Data excerpts:
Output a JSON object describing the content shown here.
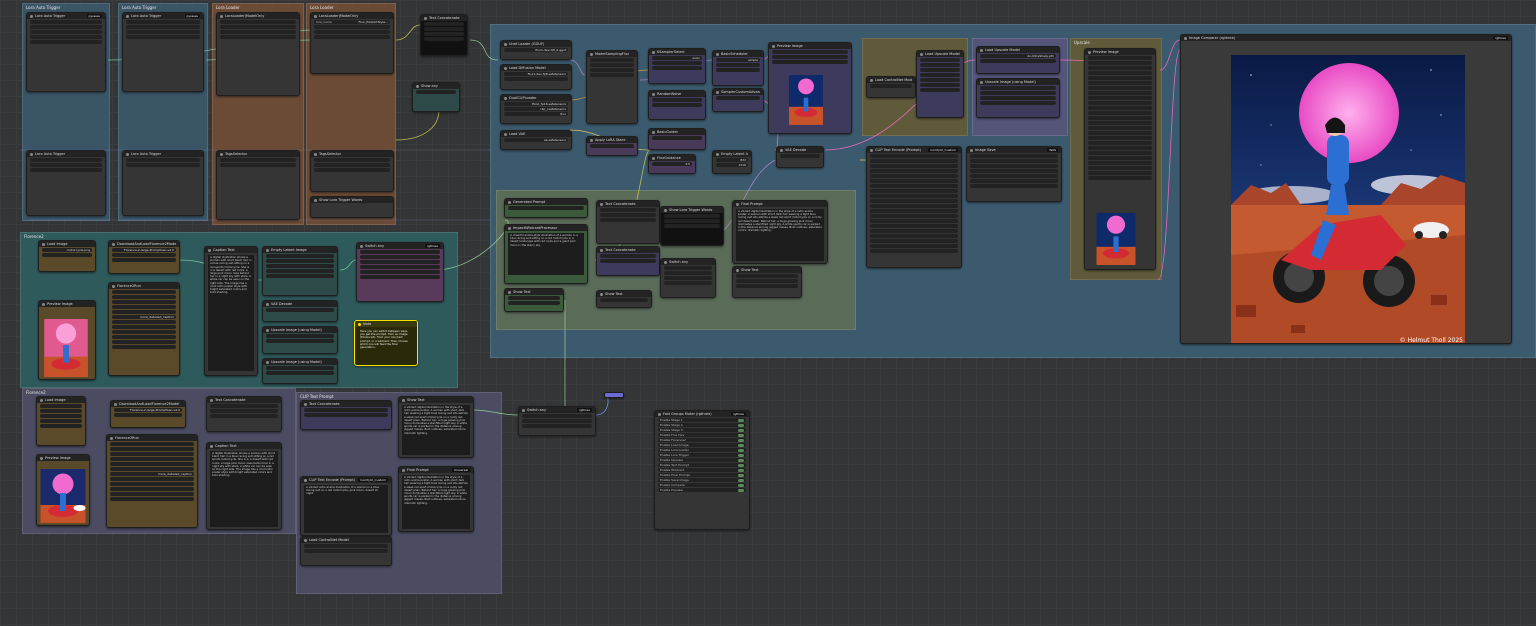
{
  "groups": {
    "g1": "Lora Auto Trigger",
    "g2": "Lora Auto Trigger",
    "g3": "Lora Loader",
    "g4": "Lora Loader",
    "main": "",
    "prompt_gen": "Florence2",
    "prompt_gen2": "Florence2",
    "clip": "CLIP Text Prompt",
    "upscale": "Upscale"
  },
  "nodes": {
    "lora_trigger_a": {
      "title": "Lora Auto Trigger",
      "badge": "pysssss"
    },
    "lora_trigger_b": {
      "title": "Lora Auto Trigger",
      "badge": "pysssss"
    },
    "lora_loader": {
      "title": "LoraLoader|ModelOnly",
      "badge": "Lora Auto Trigger",
      "field1_label": "lora_name",
      "field1_value": "Flux_PixelArtStyle..."
    },
    "tag_select": {
      "title": "TagsSelector"
    },
    "lora_words": {
      "title": "Show Lora Trigger Words"
    },
    "text_concat": {
      "title": "Text Concatenate",
      "badge": "WAS"
    },
    "show_any": {
      "title": "Show any",
      "badge": "Universal"
    },
    "unet_loader": {
      "title": "Unet Loader (GGUF)",
      "value": "flux1-dev-Q8_0.gguf"
    },
    "load_diff": {
      "title": "Load Diffusion Model",
      "value": "flux1-dev-fp8.safetensors"
    },
    "dual_clip": {
      "title": "DualCLIPLoader",
      "value1": "t5xxl_fp16.safetensors",
      "value2": "clip_l.safetensors",
      "type": "flux"
    },
    "load_vae": {
      "title": "Load VAE",
      "value": "ae.safetensors"
    },
    "model_sampling": {
      "title": "ModelSamplingFlux"
    },
    "apply_lora": {
      "title": "Apply LoRA Stack"
    },
    "sampler_sel": {
      "title": "KSamplerSelect",
      "value": "euler"
    },
    "sampler_custom": {
      "title": "SamplerCustomAdvanced"
    },
    "basic_sched": {
      "title": "BasicScheduler",
      "value": "simple"
    },
    "random_noise": {
      "title": "RandomNoise"
    },
    "guider": {
      "title": "BasicGuider"
    },
    "vae_decode": {
      "title": "VAE Decode"
    },
    "empty_latent": {
      "title": "Empty Latent Image",
      "width": "832",
      "height": "1216"
    },
    "flux_guidance": {
      "title": "FluxGuidance",
      "value": "3.5"
    },
    "gen_prompt": {
      "title": "Generated Prompt"
    },
    "wildcard": {
      "title": "ImpactWildcardProcessor"
    },
    "wildcard_txt": "A cheerful anime-style illustration of a woman in a blue racing suit sitting on a red motorcycle in a desert landscape with red rocks and a giant pink moon in the starry sky.",
    "final_prompt": {
      "title": "Final Prompt",
      "badge": "Universal"
    },
    "final_txt": "A vibrant digital illustration in the style of a retro anime poster. A woman with short dark hair wearing a tight blue racing suit sits astride a sleek red sport motorcycle on a rocky red desert plain. Behind her, a huge glowing pink moon dominates a star-filled night sky. A white sports car is parked in the distance among jagged mesas. Bold outlines, saturated colors, dramatic lighting.",
    "show_text": {
      "title": "Show Text"
    },
    "florence_load": {
      "title": "DownloadAndLoadFlorence2Model",
      "value": "Florence-2-large-PromptGen-v2.0"
    },
    "florence_run": {
      "title": "Florence2Run",
      "task": "more_detailed_caption"
    },
    "load_img": {
      "title": "Load Image",
      "filename": "motorcycle.png"
    },
    "caption": {
      "title": "Caption Text",
      "badge": "Universal"
    },
    "caption_txt": "A digital illustration shows a woman with short black hair in a blue racing suit sitting on a red sports motorcycle. She is in a desert with red rocks. A large pink moon rises behind her in a night sky with stars. A white car can be seen on the right side. The image has a vivid retro poster style with bright saturated colors and bold shading.",
    "note": {
      "title": "Note",
      "text": "Here you can switch between ways you get the prompt: from an image (Florence2), from your own text prompt, or a wildcard. Then choose which one will feed the final generation."
    },
    "switch": {
      "title": "Switch any",
      "badge": "rgthree"
    },
    "fast_groups": {
      "title": "Fast Groups Muter (rgthree)",
      "badge": "rgthree",
      "items": [
        "Enable Stage 1",
        "Enable Stage 2",
        "Enable Stage 3",
        "Enable Flux Dev",
        "Enable Florence2",
        "Enable Load Image",
        "Enable Lora Loader",
        "Enable Lora Trigger",
        "Enable Upscale",
        "Enable Text Prompt",
        "Enable Wildcard",
        "Enable Final Prompt",
        "Enable Save Image",
        "Enable Compare",
        "Enable Preview"
      ]
    },
    "clip_text": {
      "title": "CLIP Text Encode (Prompt)",
      "badge": "ComfyUI_Custom"
    },
    "clip_txt": "A vibrant retro anime illustration of a woman in a blue racing suit on a red motorcycle, pink moon, desert at night.",
    "controlnet": {
      "title": "Load ControlNet Model",
      "badge": "ComfyUI"
    },
    "upscaler_load": {
      "title": "Load Upscale Model",
      "value": "4x-UltraSharp.pth"
    },
    "upscale_node": {
      "title": "Upscale Image (using Model)"
    },
    "image_save": {
      "title": "Image Save",
      "badge": "WAS"
    },
    "image_compare": {
      "title": "Image Comparer (rgthree)",
      "badge": "rgthree"
    },
    "preview_a": {
      "title": "Preview Image"
    },
    "preview_b": {
      "title": "Preview Image"
    },
    "watermark": "© Helmut Tholl 2025"
  },
  "colors": {
    "canvas": "#343536",
    "group_blue": "#3c5a6f",
    "group_brown": "#6b4b35",
    "group_teal": "#2e5a5c",
    "group_green": "#5b6b55",
    "group_purple": "#4a4a6a",
    "group_olive": "#5c5a3a",
    "moon": "#f06ad0",
    "bike": "#d42a33",
    "suit": "#2a6fd1",
    "sky": "#0d2050"
  }
}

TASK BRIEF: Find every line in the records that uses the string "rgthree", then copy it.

TASK RESULT:
      "badge": "rgthree"
      "title": "Fast Groups Muter (rgthree)",
      "badge": "rgthree",
      "title": "Image Comparer (rgthree)",
      "badge": "rgthree"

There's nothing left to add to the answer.